• [Items from an interface collection]
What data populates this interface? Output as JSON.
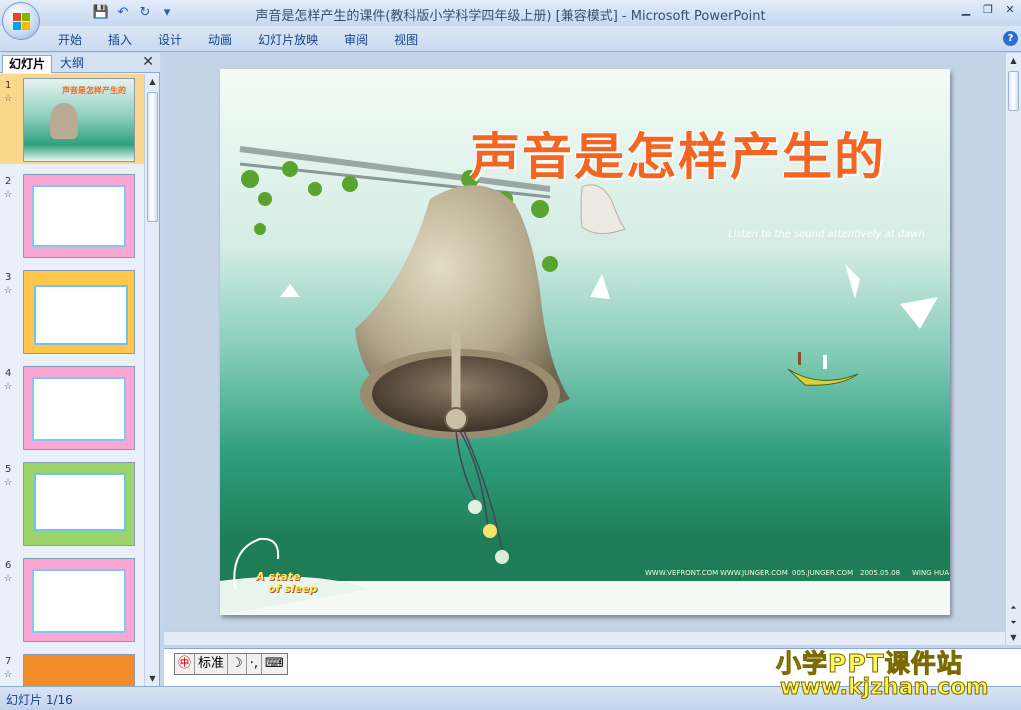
{
  "window": {
    "title": "声音是怎样产生的课件(教科版小学科学四年级上册) [兼容模式] - Microsoft PowerPoint"
  },
  "qat": {
    "save": "💾",
    "undo": "↶",
    "redo": "↻",
    "customize": "▾"
  },
  "ribbon": {
    "tabs": [
      "开始",
      "插入",
      "设计",
      "动画",
      "幻灯片放映",
      "审阅",
      "视图"
    ],
    "help": "?"
  },
  "left_pane": {
    "tab_slides": "幻灯片",
    "tab_outline": "大纲",
    "close": "✕",
    "thumbnails": [
      {
        "num": "1",
        "selected": true
      },
      {
        "num": "2",
        "selected": false
      },
      {
        "num": "3",
        "selected": false
      },
      {
        "num": "4",
        "selected": false
      },
      {
        "num": "5",
        "selected": false
      },
      {
        "num": "6",
        "selected": false
      },
      {
        "num": "7",
        "selected": false
      }
    ]
  },
  "slide": {
    "title": "声音是怎样产生的",
    "subtitle": "Listen to the sound attentively at dawn",
    "footer": [
      "WWW.VEFRONT.COM",
      "WWW.JUNGER.COM",
      "005.JUNGER.COM",
      "2005.05.08",
      "WING HUA"
    ],
    "logo_line1": "A state",
    "logo_line2": "of sleep"
  },
  "ime": {
    "label": "标准"
  },
  "status": {
    "text": "幻灯片 1/16"
  },
  "watermark": {
    "line1": "小学PPT课件站",
    "line2": "www.kjzhan.com"
  },
  "colors": {
    "title_orange": "#f26522",
    "sea_green": "#3aa882"
  }
}
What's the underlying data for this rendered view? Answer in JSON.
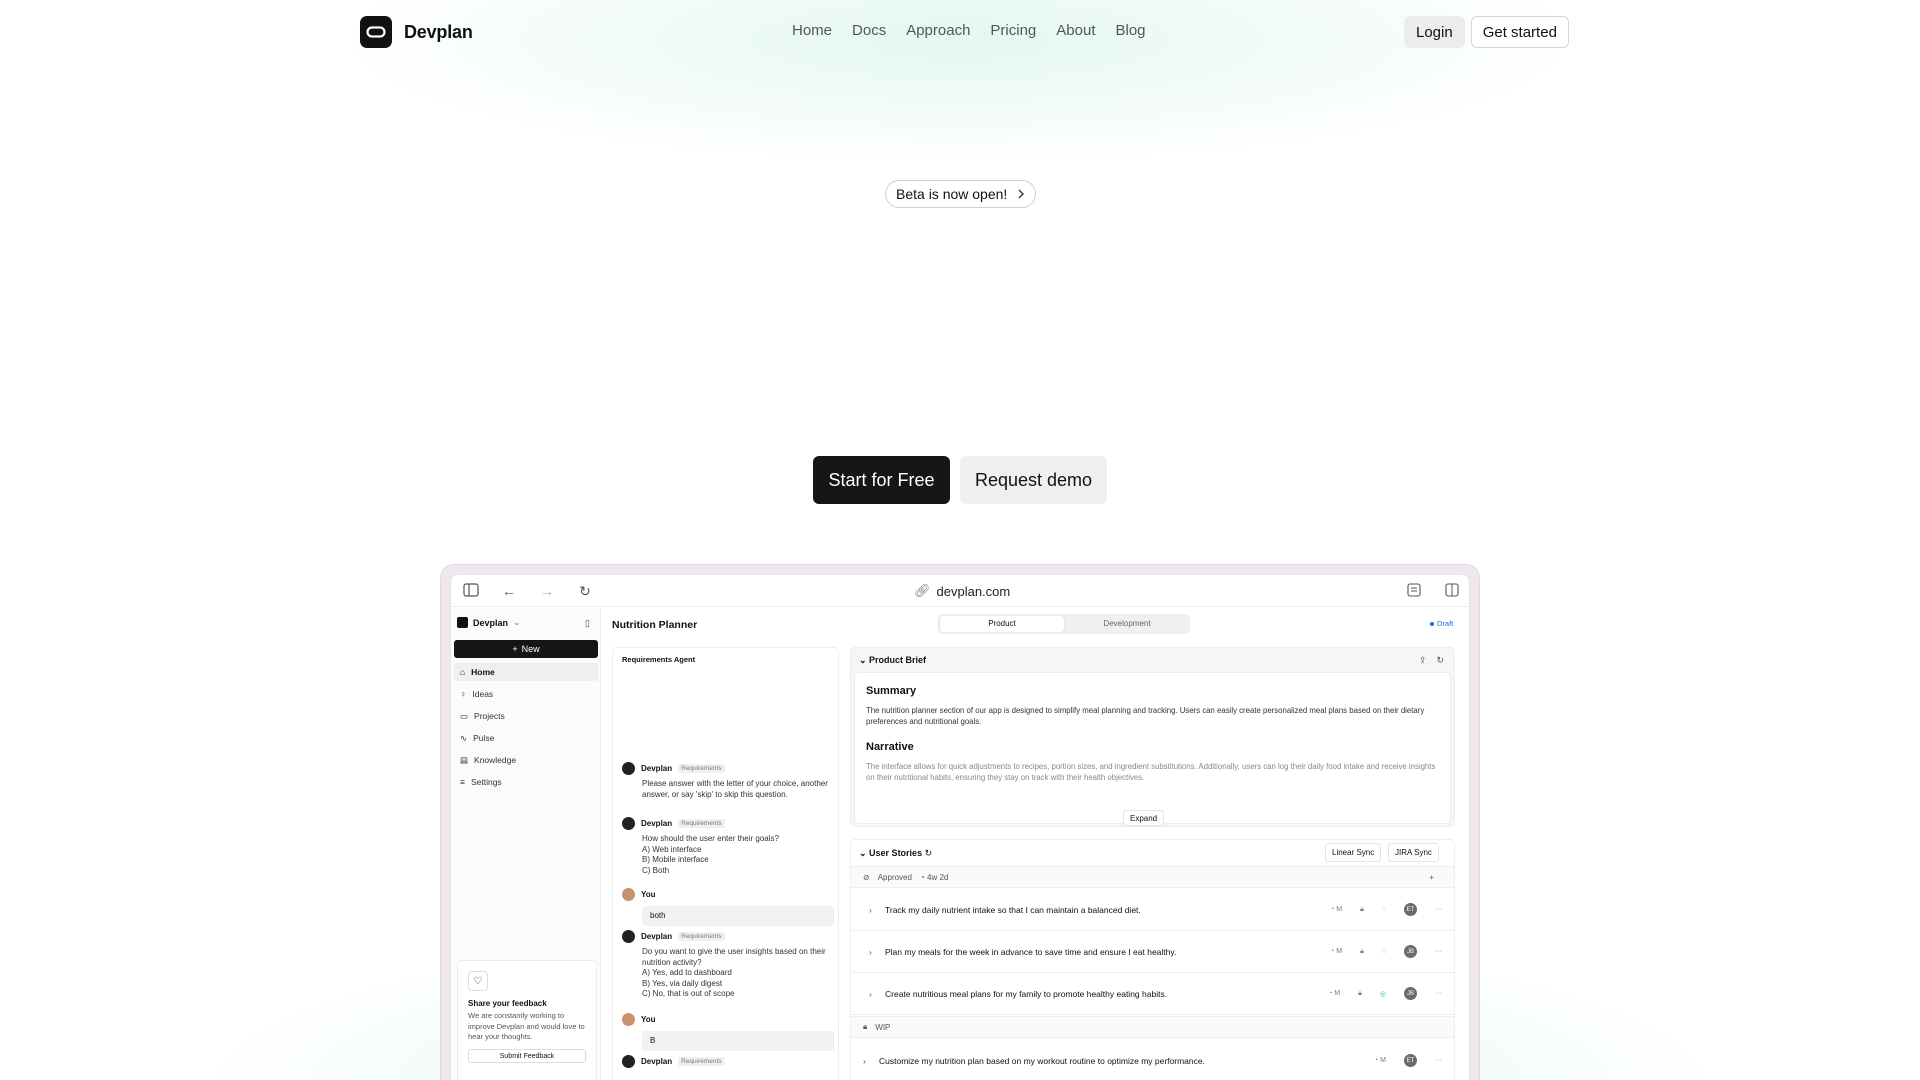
{
  "brand": {
    "name": "Devplan"
  },
  "nav": {
    "links": [
      "Home",
      "Docs",
      "Approach",
      "Pricing",
      "About",
      "Blog"
    ],
    "login": "Login",
    "get_started": "Get started"
  },
  "hero": {
    "beta_badge": "Beta is now open!",
    "cta_primary": "Start for Free",
    "cta_secondary": "Request demo"
  },
  "browser": {
    "url": "devplan.com"
  },
  "app": {
    "workspace": "Devplan",
    "new_button": "New",
    "sidebar": [
      "Home",
      "Ideas",
      "Projects",
      "Pulse",
      "Knowledge",
      "Settings"
    ],
    "feedback": {
      "title": "Share your feedback",
      "text": "We are constantly working to improve Devplan and would love to hear your thoughts.",
      "button": "Submit Feedback"
    },
    "page_title": "Nutrition Planner",
    "tabs": [
      "Product",
      "Development"
    ],
    "status": "Draft",
    "chat": {
      "header": "Requirements Agent",
      "messages": [
        {
          "who": "Devplan",
          "tag": "Requirements",
          "text": "Please answer with the letter of your choice, another answer, or say 'skip' to skip this question."
        },
        {
          "who": "Devplan",
          "tag": "Requirements",
          "text": "How should the user enter their goals?\nA) Web interface\nB) Mobile interface\nC) Both"
        },
        {
          "who": "You",
          "reply": "both"
        },
        {
          "who": "Devplan",
          "tag": "Requirements",
          "text": "Do you want to give the user insights based on their nutrition activity?\nA) Yes, add to dashboard\nB) Yes, via daily digest\nC) No, that is out of scope"
        },
        {
          "who": "You",
          "reply": "B"
        },
        {
          "who": "Devplan",
          "tag": "Requirements"
        }
      ]
    },
    "brief": {
      "header": "Product Brief",
      "summary_title": "Summary",
      "summary_text": "The nutrition planner section of our app is designed to simplify meal planning and tracking. Users can easily create personalized meal plans based on their dietary preferences and nutritional goals.",
      "narrative_title": "Narrative",
      "narrative_text": "The interface allows for quick adjustments to recipes, portion sizes, and ingredient substitutions. Additionally, users can log their daily food intake and receive insights on their nutritional habits, ensuring they stay on track with their health objectives.",
      "expand": "Expand"
    },
    "stories": {
      "header": "User Stories",
      "linear_sync": "Linear Sync",
      "jira_sync": "JIRA Sync",
      "groups": [
        {
          "label": "Approved",
          "age": "4w 2d"
        },
        {
          "label": "WIP"
        }
      ],
      "items": [
        {
          "text": "Track my daily nutrient intake so that I can maintain a balanced diet.",
          "size": "M",
          "assignee": "ET"
        },
        {
          "text": "Plan my meals for the week in advance to save time and ensure I eat healthy.",
          "size": "M",
          "assignee": "JB"
        },
        {
          "text": "Create nutritious meal plans for my family to promote healthy eating habits.",
          "size": "M",
          "assignee": "JB"
        },
        {
          "text": "Customize my nutrition plan based on my workout routine to optimize my performance.",
          "size": "M",
          "assignee": "ET"
        }
      ]
    }
  }
}
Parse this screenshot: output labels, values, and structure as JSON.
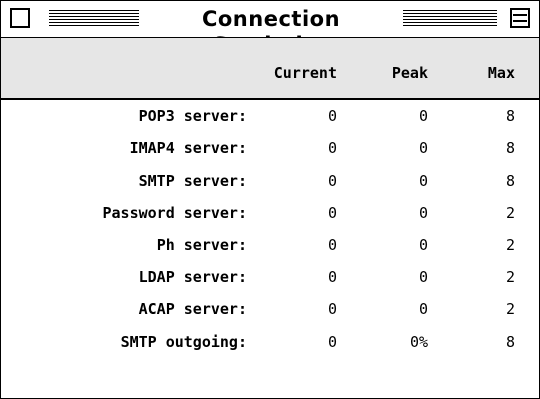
{
  "window": {
    "title": "Connection Statistics"
  },
  "columns": {
    "current": "Current",
    "peak": "Peak",
    "max": "Max"
  },
  "rows": [
    {
      "label": "POP3 server:",
      "current": "0",
      "peak": "0",
      "max": "8"
    },
    {
      "label": "IMAP4 server:",
      "current": "0",
      "peak": "0",
      "max": "8"
    },
    {
      "label": "SMTP server:",
      "current": "0",
      "peak": "0",
      "max": "8"
    },
    {
      "label": "Password server:",
      "current": "0",
      "peak": "0",
      "max": "2"
    },
    {
      "label": "Ph server:",
      "current": "0",
      "peak": "0",
      "max": "2"
    },
    {
      "label": "LDAP server:",
      "current": "0",
      "peak": "0",
      "max": "2"
    },
    {
      "label": "ACAP server:",
      "current": "0",
      "peak": "0",
      "max": "2"
    },
    {
      "label": "SMTP outgoing:",
      "current": "0",
      "peak": "0%",
      "max": "8"
    }
  ],
  "icons": {
    "close": "close-box-icon",
    "zoom": "zoom-box-icon"
  }
}
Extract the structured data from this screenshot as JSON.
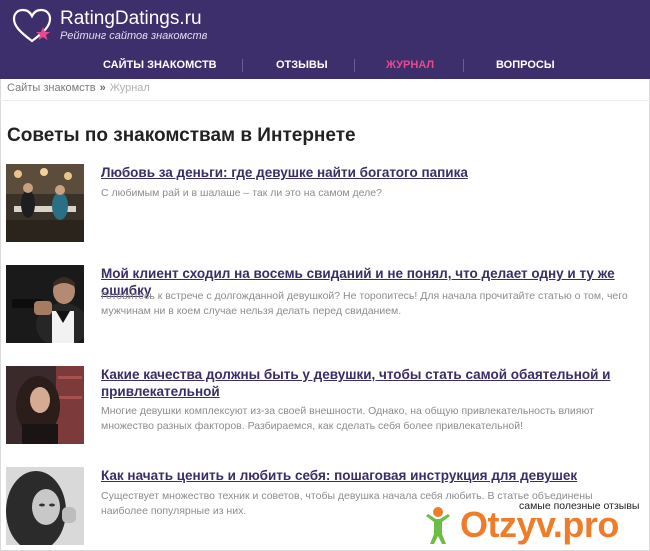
{
  "header": {
    "logo_title": "RatingDatings.ru",
    "logo_subtitle": "Рейтинг сайтов знакомств",
    "nav": [
      {
        "label": "САЙТЫ ЗНАКОМСТВ",
        "active": false
      },
      {
        "label": "ОТЗЫВЫ",
        "active": false
      },
      {
        "label": "ЖУРНАЛ",
        "active": true
      },
      {
        "label": "ВОПРОСЫ",
        "active": false
      }
    ],
    "colors": {
      "background": "#3d2f6b",
      "active": "#e84a8d"
    }
  },
  "breadcrumb": {
    "home": "Сайты знакомств",
    "separator": "»",
    "current": "Журнал"
  },
  "page_title": "Советы по знакомствам в Интернете",
  "articles": [
    {
      "title": "Любовь за деньги: где девушке найти богатого папика",
      "description": "С любимым рай и в шалаше – так ли это на самом деле?"
    },
    {
      "title": "Мой клиент сходил на восемь свиданий и не понял, что делает одну и ту же ошибку",
      "description": "Готовитесь к встрече с долгожданной девушкой? Не торопитесь! Для начала прочитайте статью о том, чего мужчинам ни в коем случае нельзя делать перед свиданием."
    },
    {
      "title": "Какие качества должны быть у девушки, чтобы стать самой обаятельной и привлекательной",
      "description": "Многие девушки комплексуют из-за своей внешности. Однако, на общую привлекательность влияют множество разных факторов. Разбираемся, как сделать себя более привлекательной!"
    },
    {
      "title": "Как начать ценить и любить себя: пошаговая инструкция для девушек",
      "description": "Существует множество техник и советов, чтобы девушка начала себя любить. В статье объединены наиболее популярные из них."
    }
  ],
  "watermark": {
    "caption": "самые полезные отзывы",
    "logo": "Otzyv.pro"
  }
}
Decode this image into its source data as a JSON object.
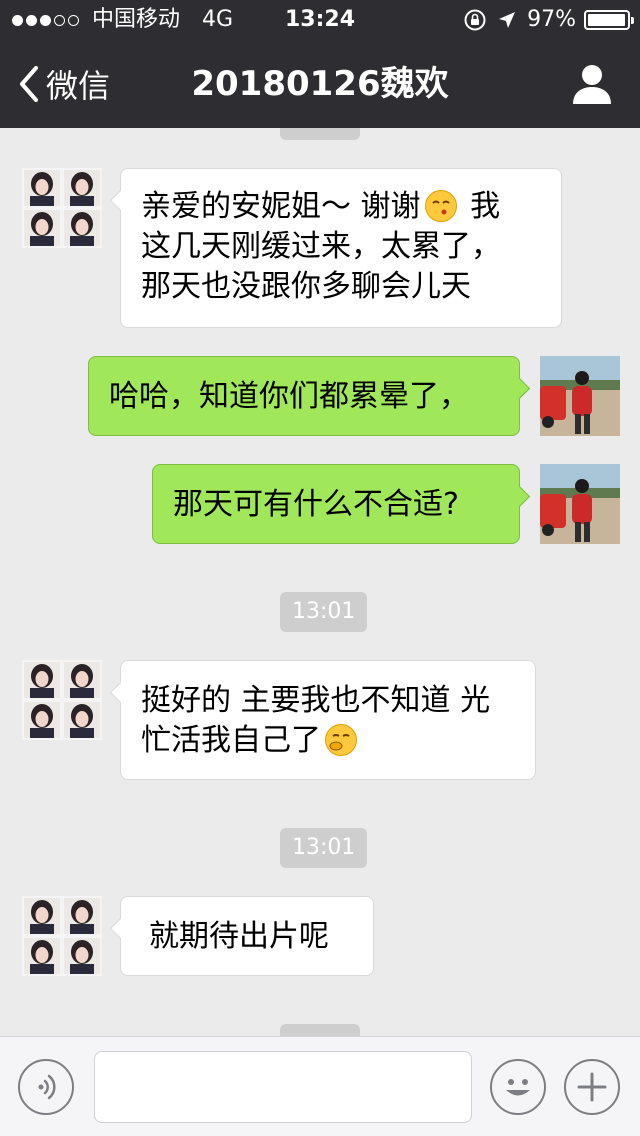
{
  "status_bar": {
    "carrier": "中国移动",
    "network": "4G",
    "time": "13:24",
    "battery_percent": "97%",
    "battery_level": 0.97,
    "signal_bars_filled": 3,
    "signal_bars_total": 5
  },
  "nav": {
    "back_label": "微信",
    "title": "20180126魏欢"
  },
  "messages": [
    {
      "side": "in",
      "text_parts": [
        "亲爱的安妮姐～ 谢谢",
        "emoji:kiss",
        " 我",
        "\n",
        "这几天刚缓过来，太累了，",
        "\n",
        "那天也没跟你多聊会儿天"
      ]
    },
    {
      "side": "out",
      "text": "哈哈，知道你们都累晕了，"
    },
    {
      "side": "out",
      "text": "那天可有什么不合适?"
    },
    {
      "timestamp": "13:01"
    },
    {
      "side": "in",
      "text_parts": [
        "挺好的 主要我也不知道 光",
        "\n",
        "忙活我自己了",
        "emoji:hmm"
      ]
    },
    {
      "timestamp": "13:01"
    },
    {
      "side": "in",
      "text": "就期待出片呢"
    }
  ],
  "msg1": {
    "line1": "亲爱的安妮姐～ 谢谢",
    "line1_end": " 我",
    "line2": "这几天刚缓过来，太累了，",
    "line3": "那天也没跟你多聊会儿天"
  },
  "msg2": {
    "text": "哈哈，知道你们都累晕了，"
  },
  "msg3": {
    "text": "那天可有什么不合适?"
  },
  "time1": {
    "text": "13:01"
  },
  "msg4": {
    "line1": "挺好的 主要我也不知道 光",
    "line2": "忙活我自己了"
  },
  "time2": {
    "text": "13:01"
  },
  "msg5": {
    "text": "就期待出片呢"
  },
  "input": {
    "value": "",
    "placeholder": ""
  },
  "icons": {
    "back": "chevron-left-icon",
    "profile": "person-icon",
    "voice": "voice-icon",
    "emoji": "smiley-icon",
    "plus": "plus-icon",
    "lock": "rotation-lock-icon",
    "location": "location-arrow-icon",
    "emoji_in_msg1": "kiss-emoji-icon",
    "emoji_in_msg4": "thinking-emoji-icon"
  },
  "colors": {
    "nav_bg": "#2e2e32",
    "chat_bg": "#ebebeb",
    "out_bubble": "#a0e75a",
    "in_bubble": "#ffffff",
    "timestamp_bg": "#cecece"
  }
}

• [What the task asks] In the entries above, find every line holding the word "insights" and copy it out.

• [Expected answer]
          "text": "Do you want to give the user insights based on their nutrition activity?\nA) Yes, add to dashboard\nB) Yes, via daily digest\nC) No, that is out of scope"
      "narrative_text": "The interface allows for quick adjustments to recipes, portion sizes, and ingredient substitutions. Additionally, users can log their daily food intake and receive insights on their nutritional habits, ensuring they stay on track with their health objectives.",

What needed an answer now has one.